Where do you see Tribes in a few years?
Niall: I think we're going to have another location. I don't know what that's going to look like yet. Right now all I care about is that David has the tools to do his job right.
David: He's always been awesome about that.
Niall: I want to make sure that I give him all the support he needs. I want to grow the brand properly. I'm not a marketing expert so everything we do is literally us. There's no one above me. My wife is the accountant, I'm the operator. I deal with the menus, I deal with David, I deal with the GMs. But we'll see what our customers tell us. If they're buying our beer, that'll dictate what we're going to do. Do we have the ability to grow? Yea. We have no intention of being gigantic at all. I want to enjoy what we do. I want to enjoy the creativity. I want to enjoy the artistry. I want to sit down and taste fresh beer. Is there one more store in us? Possibly. I don't know if it will be a brewpub, a brewery, or a store. But right now, we've got a lot going on and I think if we can continue to move beer, we'll see. We've got a solid team and a pretty good game plan.
You've acted as something of a pioneer to the suburban Chicago craft scene. Do you ever get a chance to look back on that?
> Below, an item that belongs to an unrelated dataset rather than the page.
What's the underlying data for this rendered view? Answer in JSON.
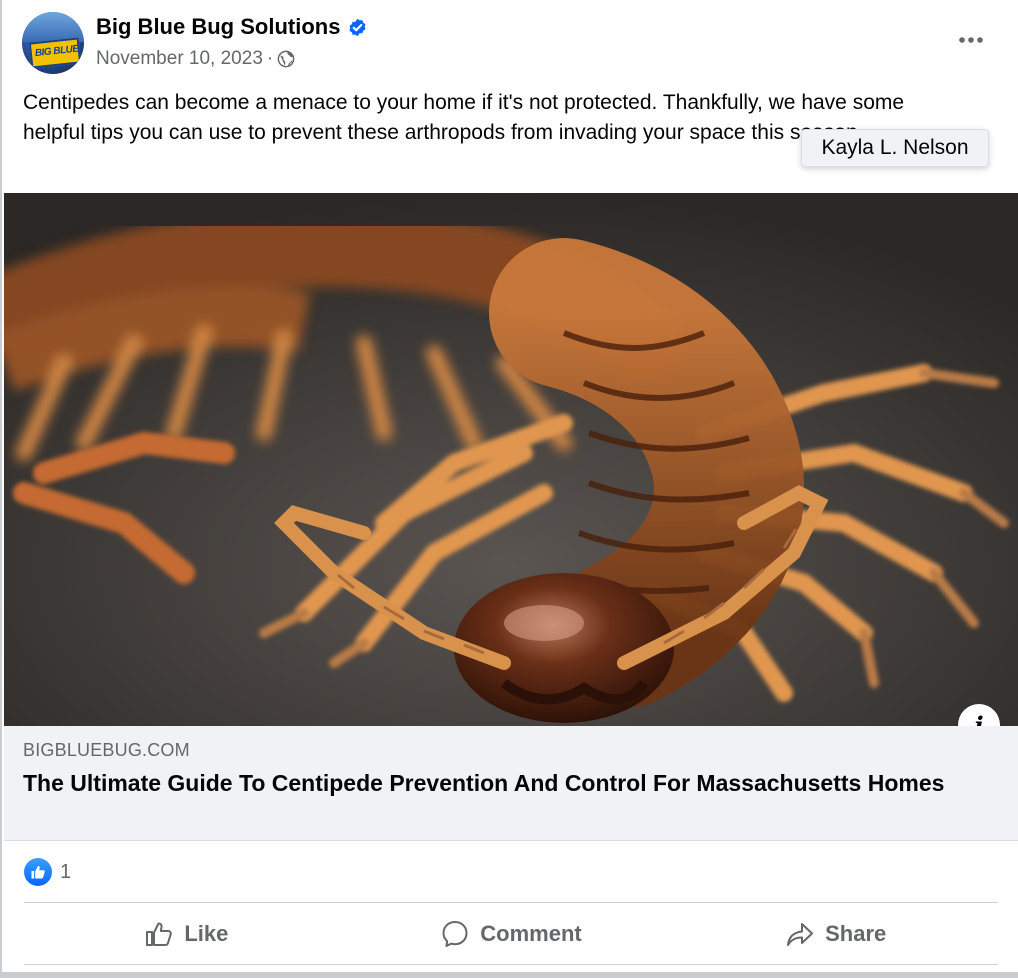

Niall: I will say that there's a big part of me that never thought we'd be pioneers. The reality is, maybe for the south suburbs we were, but certainly not Illinois-wide. We learned from Chicago. Around here, I think Flossmoor was around, and I think there was a place called Harrison's. When we were just the restaurant, I looked at everyone as competition. We were new, so it was hard. We really came to be when we opened this store and really focused on the beer. I think we risked something, and it worked for us. It also worked for our neighborhood. It's not like we're doing gangbuster business so that I can retire and drive a Rolls Royce. We work everyday and struggle everyday, just like anybody else running a small business. But I have a ton of stories of people coming in and saying, "I had my first craft beer with you–and now I have my own brewery."
That must be rewarding.
Niall: It is, and I guess I probably should have appreciated it more. I would love to be able to call this place the Tribes Beer Company and have no beer other than Tribes. I would love that. But, that's 40 handles to work with...
David: I can do it!
Niall: Haha. But fresh beer is fresh beer. My one rule hasn't changed. If I haven't met you, your beer isn't going to pour here. People say, "You should open in the city." Tribes Chicago would be cool, but we don't need it right now. Right now my kids are 12 and 13. I want them to come in here and start working with David, hosting, and bussing tables.
David: He can be my keg washer!
Photography by Jack Muldowney.
Cheers to Niall and David for walking us through the Mokena brewery and talking shop. If you're looking to visit either Tribes location from the city, consider a ride on Metra's Rock Island District Line from the LaSalle Street station. You'll be wanting to stay for more than a beer or two–we promise.